• _EXTRACTED MATERIAL_:
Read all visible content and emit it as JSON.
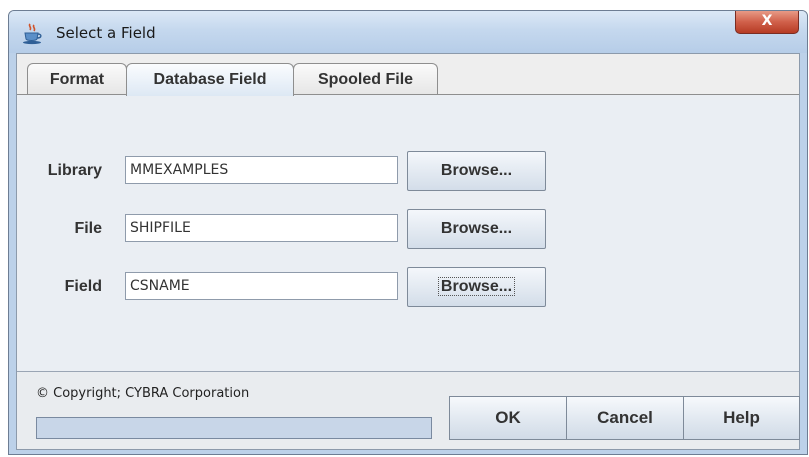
{
  "window": {
    "title": "Select a Field",
    "close_label": "X"
  },
  "tabs": [
    {
      "label": "Format",
      "active": false
    },
    {
      "label": "Database Field",
      "active": true
    },
    {
      "label": "Spooled File",
      "active": false
    }
  ],
  "form": {
    "rows": [
      {
        "label": "Library",
        "value": "MMEXAMPLES",
        "browse_label": "Browse..."
      },
      {
        "label": "File",
        "value": "SHIPFILE",
        "browse_label": "Browse..."
      },
      {
        "label": "Field",
        "value": "CSNAME",
        "browse_label": "Browse..."
      }
    ]
  },
  "footer": {
    "copyright": "© Copyright; CYBRA Corporation",
    "progress_fraction": 0,
    "ok_label": "OK",
    "cancel_label": "Cancel",
    "help_label": "Help"
  },
  "colors": {
    "title_bar": "#c5d8ee",
    "close_button": "#c9503a",
    "panel": "#eaeef3"
  },
  "icons": {
    "title_icon": "java-coffee-cup-icon"
  }
}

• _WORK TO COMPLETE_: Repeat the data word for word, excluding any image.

• _ANSWER BOX_:
Read all visible content and emit it as JSON.
{
  "window": {
    "title": "Select a Field",
    "close_label": "X"
  },
  "tabs": [
    {
      "label": "Format",
      "active": false
    },
    {
      "label": "Database Field",
      "active": true
    },
    {
      "label": "Spooled File",
      "active": false
    }
  ],
  "form": {
    "rows": [
      {
        "label": "Library",
        "value": "MMEXAMPLES",
        "browse_label": "Browse..."
      },
      {
        "label": "File",
        "value": "SHIPFILE",
        "browse_label": "Browse..."
      },
      {
        "label": "Field",
        "value": "CSNAME",
        "browse_label": "Browse..."
      }
    ]
  },
  "footer": {
    "copyright": "© Copyright; CYBRA Corporation",
    "progress_fraction": 0,
    "ok_label": "OK",
    "cancel_label": "Cancel",
    "help_label": "Help"
  },
  "colors": {
    "title_bar": "#c5d8ee",
    "close_button": "#c9503a",
    "panel": "#eaeef3"
  },
  "icons": {
    "title_icon": "java-coffee-cup-icon"
  }
}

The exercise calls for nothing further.